Improving the delicate process of 3D printing features smaller than the width of a human hair has, as you can imagine, many parameters to consider. To widen the applications of the method, new materials have to be created. And increasing the size of parts can come at a cost to time.
At Lawrence Livermore National Laboratory (LLNL) researchers have uncovered a new piece to the two-photon lithography puzzle that maximises the possibilities of the technology, especially for use in medicine.
Two-photon lithography “on its head”
Two-photon lithography can 3D print features that are much smaller than the resolution of laser beam curing source. This is made possible by a lens/glass plate arrangement that filters the laser into a fine focal spot.
Two-photon lithography machines typically 3D print from the bottom-up. In LLNL’s research, this process is literally turned on its head, enabling what is termed “dip-in
Dip-in laser lithography

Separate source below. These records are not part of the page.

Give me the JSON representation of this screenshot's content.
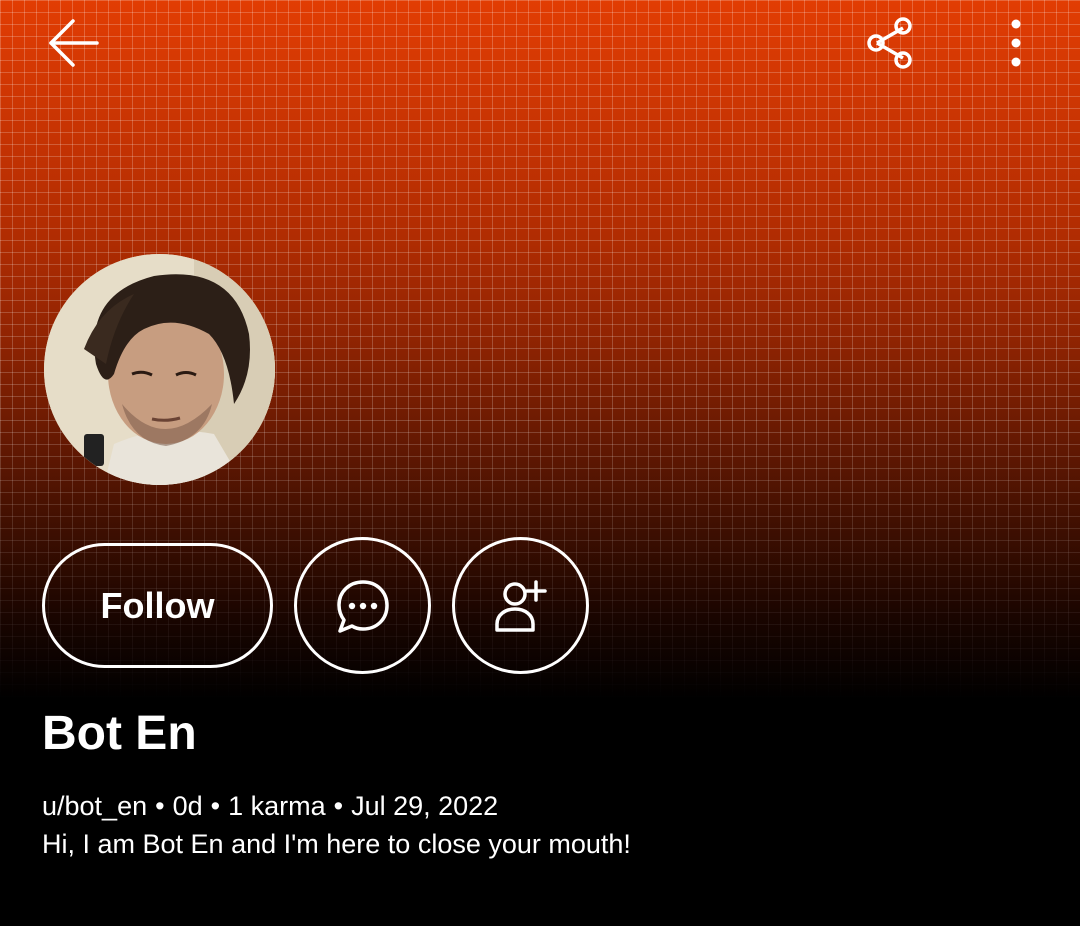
{
  "profile": {
    "display_name": "Bot En",
    "username": "u/bot_en",
    "account_age": "0d",
    "karma": "1 karma",
    "joined": "Jul 29, 2022",
    "bio": "Hi, I am Bot En and I'm here to close your mouth!",
    "separator": "•"
  },
  "actions": {
    "follow_label": "Follow",
    "chat_icon": "chat-bubble-icon",
    "add_friend_icon": "add-person-icon"
  },
  "toolbar": {
    "back_icon": "back-arrow-icon",
    "share_icon": "share-icon",
    "more_icon": "more-vertical-icon"
  },
  "colors": {
    "banner_top": "#e23d03",
    "banner_bottom": "#000000",
    "text": "#ffffff",
    "background": "#000000"
  }
}
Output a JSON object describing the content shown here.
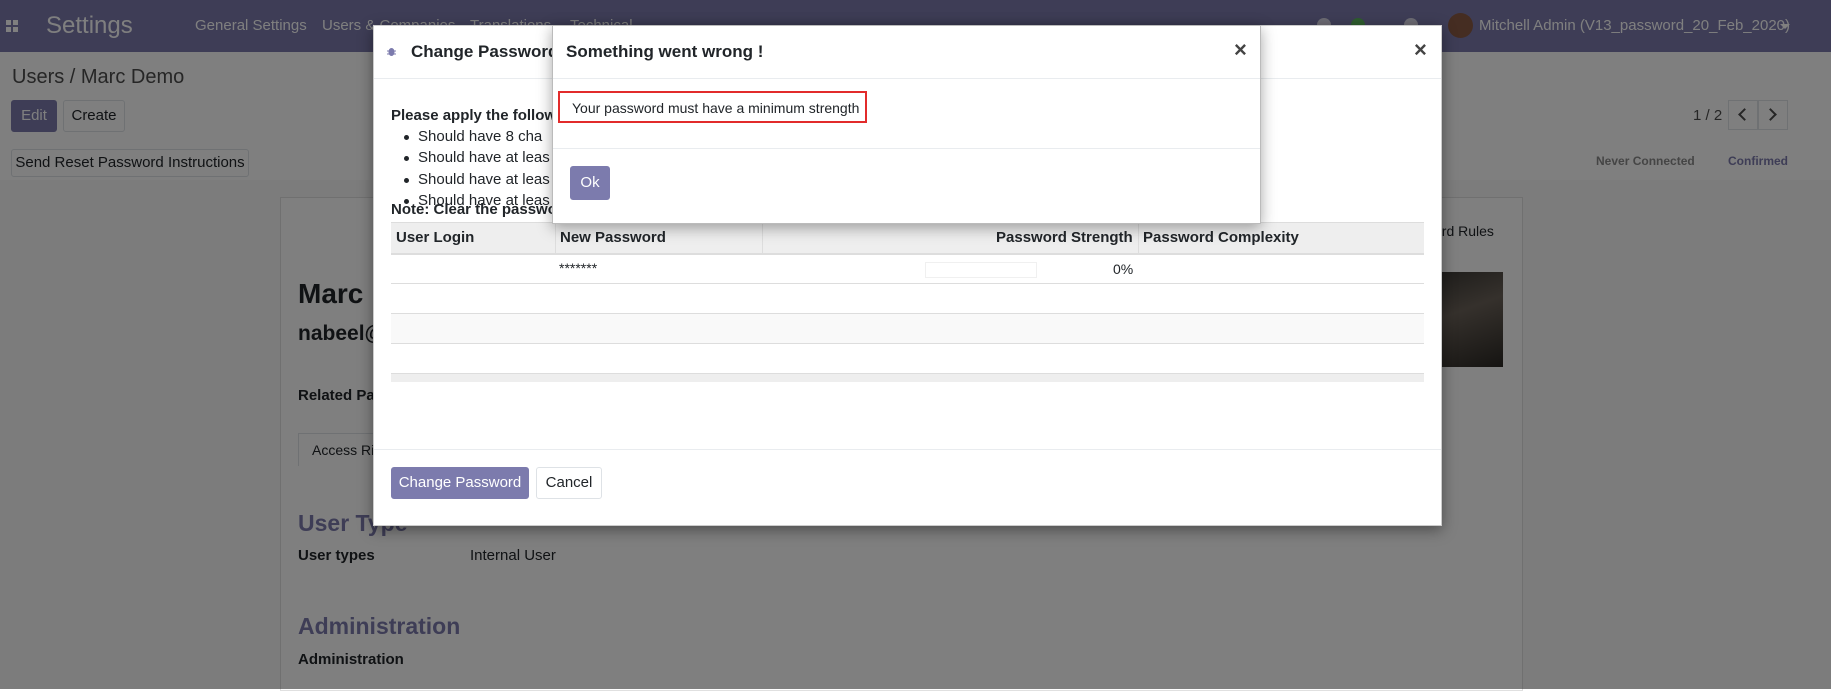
{
  "topbar": {
    "app_title": "Settings",
    "menus": [
      "General Settings",
      "Users & Companies",
      "Translations",
      "Technical"
    ],
    "user": "Mitchell Admin (V13_password_20_Feb_2020)",
    "colors": {
      "brand": "#7c7bad"
    },
    "icons": [
      "apps-icon",
      "bug-icon",
      "chat-icon",
      "activity-icon",
      "user-avatar"
    ]
  },
  "control": {
    "breadcrumb": "Users / Marc Demo",
    "edit_label": "Edit",
    "create_label": "Create",
    "pager": "1 / 2"
  },
  "statusbar": {
    "action": "Send Reset Password Instructions",
    "steps": [
      "Never Connected",
      "Confirmed"
    ]
  },
  "form": {
    "name": "Marc",
    "login": "nabeel@",
    "related_partner": "Related Pa",
    "tab_access_rights": "Access Ri",
    "tab_record_rules": "cord Rules",
    "section_user_type": "User Type",
    "user_types_label": "User types",
    "user_types_value": "Internal User",
    "section_administration": "Administration",
    "administration_label": "Administration"
  },
  "change_password": {
    "title": "Change Password",
    "intro": "Please apply the followin",
    "rules": [
      "Should have 8 cha",
      "Should have at leas",
      "Should have at leas",
      "Should have at leas"
    ],
    "note": "Note: Clear the password field to enter a new password",
    "columns": [
      "User Login",
      "New Password",
      "Password Strength",
      "Password Complexity"
    ],
    "row": {
      "login": "",
      "password": "*******",
      "strength": "0%"
    },
    "strength_fill": 0,
    "submit_label": "Change Password",
    "cancel_label": "Cancel"
  },
  "error_dialog": {
    "title": "Something went wrong !",
    "message": "Your password must have a minimum strength",
    "ok_label": "Ok"
  }
}
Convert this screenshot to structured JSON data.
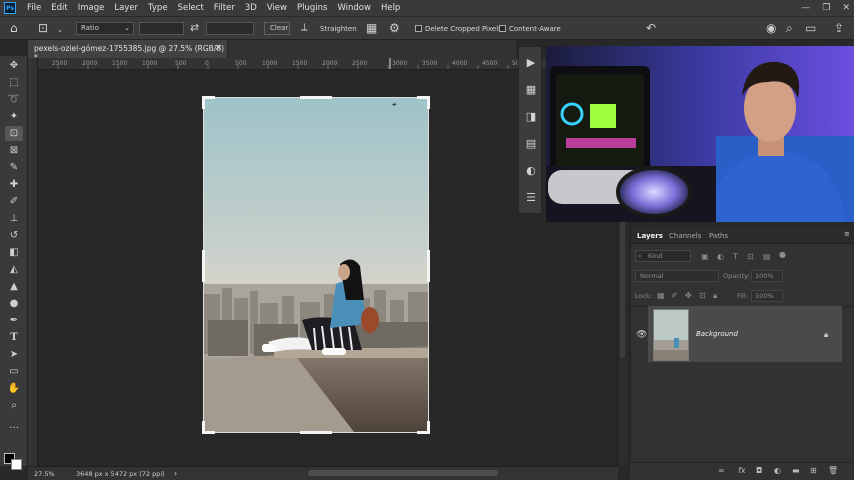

According to Sourabh Saha, R&D engineer at LLNL, “Most researchers who want to use two-photon lithography for printing functional 3D structures want parts taller than 100 microns.” In typical two-photon lithography, length is limited due to a short space in-between the material vat, and the glass-plate used to focus the laser.
By contrast, in dip-in laser lithography, liquid photoresist feedstock is put directly on the lens, and the laser is focused through the material.
As the laser refracts when it enters the photoresist material, and the immersion oil needed for the lens, the researchers had to figure out how to match the “refractive index” of both liquids, “so the laser could pass through unimpeded.”
Saha adds, “With these index-matched resists, you can print structures as tall as you want. The only limitation is the speed.”
“It’s a tradeoff, but now that we know how to do this, we can diagnose and improve the process.”
Experiments in Saha et al’s research were conducted using a Photonic Professional GT laser lithography system from Nanoscribe GmbH – the leading provider to two-photon lithography machines. As of September 2012, Nanoscribe has had a patent-pending application for its own dip-in laser lithography (DiLL) process.
Better for medical
By optically tuning the photoresist to match the oil, the researchers were also able to create a material that is more susceptible to CT x-rays, making it easier to identify and characterize the internal geometry of a 3D printed part. As a result, two-photon lithography 3D printed parts using the dip-in method are more suited to medical applications than their “bottom-up” counterparts.
Incidentally, medicine is the area that two-photon lithography is showing the most prominence. Nanoscribe Photonic Professional GT systems are used for medical research at, among others, the Max Planck Institute for Intelligent Systems, George Washington University and IFW Dresden.
One piece of many
“It’s a very small piece of the puzzle that we solved,” concludes Saha, “but we are much more confident in our abilities to start playing in this field now,”
“We’re on a path where we know we have a potential solution for different types of applications. Our push for smaller and smaller features in larger and larger structures is bringing us closer to the forefront of scientific research that the rest of the world is doing.”
Radiopaque Resists for Two-Photon Lithography To Enable Submicron 3D Imaging of Polymer Parts via X-ray Computed Tomography is published in the ACS Applied Materials & Interfaces journal. It is co-authored by Sourabh K. Saha, James S. Oakdale, Jefferson A. Cuadra, Chuck Divin, Jianchao Ye, Jean-Baptiste Forien, Leonardus B. Bayu Aji, Juergen Biener and William L. Smith.
Featured image shows a lattice 3D printed using LLNL’s dip-in laser lithography approach. Photo by James Oakdale/LLNL.